WORK INSTRUCTIONS:
What you return must match the records exactly, except that the pictures are gone.
[EXERCISE INPUT — start]
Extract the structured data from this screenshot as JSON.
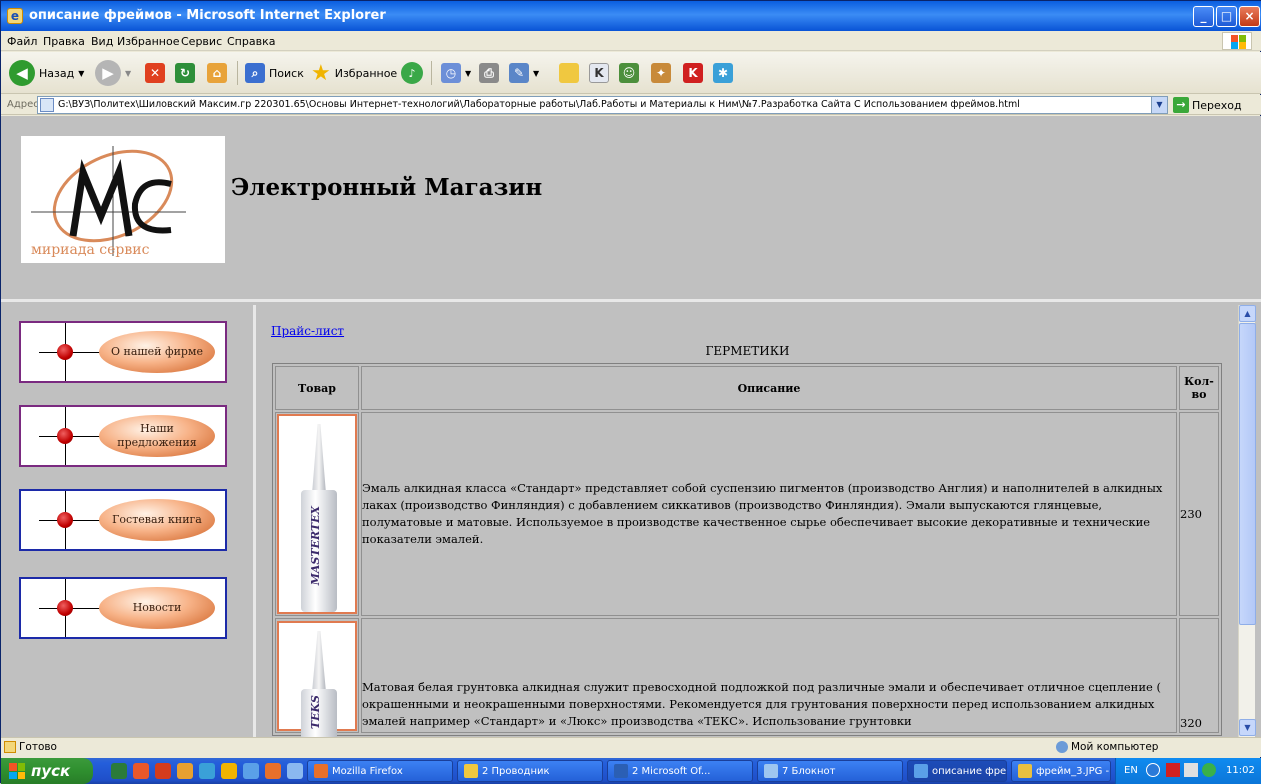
{
  "window": {
    "title": "описание фреймов - Microsoft Internet Explorer",
    "buttons": {
      "minimize": "_",
      "maximize": "□",
      "close": "×"
    }
  },
  "menu": [
    "Файл",
    "Правка",
    "Вид",
    "Избранное",
    "Сервис",
    "Справка"
  ],
  "toolbar": {
    "back_label": "Назад",
    "search_label": "Поиск",
    "favorites_label": "Избранное"
  },
  "address": {
    "label": "Адрес:",
    "url": "G:\\ВУЗ\\Политех\\Шиловский Максим.гр 220301.65\\Основы Интернет-технологий\\Лабораторные работы\\Лаб.Работы и Материалы к Ним\\№7.Разработка Сайта С Использованием фреймов.html",
    "go_label": "Переход"
  },
  "page": {
    "logo_text": "мириада сервис",
    "site_title": "Электронный Магазин",
    "nav": [
      {
        "label": "О нашей фирме"
      },
      {
        "label": "Наши предложения"
      },
      {
        "label": "Гостевая книга"
      },
      {
        "label": "Новости"
      }
    ],
    "price_link": "Прайс-лист",
    "section_title": "ГЕРМЕТИКИ",
    "table": {
      "headers": [
        "Товар",
        "Описание",
        "Кол-во"
      ],
      "rows": [
        {
          "brand": "MASTERTEX",
          "description": "Эмаль алкидная класса «Стандарт» представляет собой суспензию пигментов (производство Англия) и наполнителей в алкидных лаках (производство Финляндия) с добавлением сиккативов (производство Финляндия). Эмали выпускаются глянцевые, полуматовые и матовые. Используемое в производстве качественное сырье обеспечивает высокие декоративные и технические показатели эмалей.",
          "qty": "230"
        },
        {
          "brand": "TEKS",
          "description": "Матовая белая грунтовка алкидная служит превосходной подложкой под различные эмали и обеспечивает отличное сцепление ( окрашенными и неокрашенными поверхностями. Рекомендуется для грунтования поверхности перед использованием алкидных эмалей например «Стандарт» и «Люкс» производства «ТЕКС». Использование грунтовки",
          "qty": "320"
        }
      ]
    }
  },
  "status": {
    "left": "Готово",
    "right": "Мой компьютер"
  },
  "taskbar": {
    "start": "пуск",
    "tasks": [
      {
        "label": "Mozilla Firefox"
      },
      {
        "label": "2 Проводник"
      },
      {
        "label": "2 Microsoft Of..."
      },
      {
        "label": "7 Блокнот"
      },
      {
        "label": "описание фрей..."
      },
      {
        "label": "фрейм_3.JPG - ..."
      }
    ],
    "lang": "EN",
    "clock": "11:02"
  }
}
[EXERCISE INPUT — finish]
EXERCISE RESPONSE:
Extract the structured data from this screenshot as JSON.
{
  "window": {
    "title": "описание фреймов - Microsoft Internet Explorer",
    "buttons": {
      "minimize": "_",
      "maximize": "□",
      "close": "×"
    }
  },
  "menu": [
    "Файл",
    "Правка",
    "Вид",
    "Избранное",
    "Сервис",
    "Справка"
  ],
  "toolbar": {
    "back_label": "Назад",
    "search_label": "Поиск",
    "favorites_label": "Избранное"
  },
  "address": {
    "label": "Адрес:",
    "url": "G:\\ВУЗ\\Политех\\Шиловский Максим.гр 220301.65\\Основы Интернет-технологий\\Лабораторные работы\\Лаб.Работы и Материалы к Ним\\№7.Разработка Сайта С Использованием фреймов.html",
    "go_label": "Переход"
  },
  "page": {
    "logo_text": "мириада сервис",
    "site_title": "Электронный Магазин",
    "nav": [
      {
        "label": "О нашей фирме"
      },
      {
        "label": "Наши предложения"
      },
      {
        "label": "Гостевая книга"
      },
      {
        "label": "Новости"
      }
    ],
    "price_link": "Прайс-лист",
    "section_title": "ГЕРМЕТИКИ",
    "table": {
      "headers": [
        "Товар",
        "Описание",
        "Кол-во"
      ],
      "rows": [
        {
          "brand": "MASTERTEX",
          "description": "Эмаль алкидная класса «Стандарт» представляет собой суспензию пигментов (производство Англия) и наполнителей в алкидных лаках (производство Финляндия) с добавлением сиккативов (производство Финляндия). Эмали выпускаются глянцевые, полуматовые и матовые. Используемое в производстве качественное сырье обеспечивает высокие декоративные и технические показатели эмалей.",
          "qty": "230"
        },
        {
          "brand": "TEKS",
          "description": "Матовая белая грунтовка алкидная служит превосходной подложкой под различные эмали и обеспечивает отличное сцепление ( окрашенными и неокрашенными поверхностями. Рекомендуется для грунтования поверхности перед использованием алкидных эмалей например «Стандарт» и «Люкс» производства «ТЕКС». Использование грунтовки",
          "qty": "320"
        }
      ]
    }
  },
  "status": {
    "left": "Готово",
    "right": "Мой компьютер"
  },
  "taskbar": {
    "start": "пуск",
    "tasks": [
      {
        "label": "Mozilla Firefox"
      },
      {
        "label": "2 Проводник"
      },
      {
        "label": "2 Microsoft Of..."
      },
      {
        "label": "7 Блокнот"
      },
      {
        "label": "описание фрей..."
      },
      {
        "label": "фрейм_3.JPG - ..."
      }
    ],
    "lang": "EN",
    "clock": "11:02"
  }
}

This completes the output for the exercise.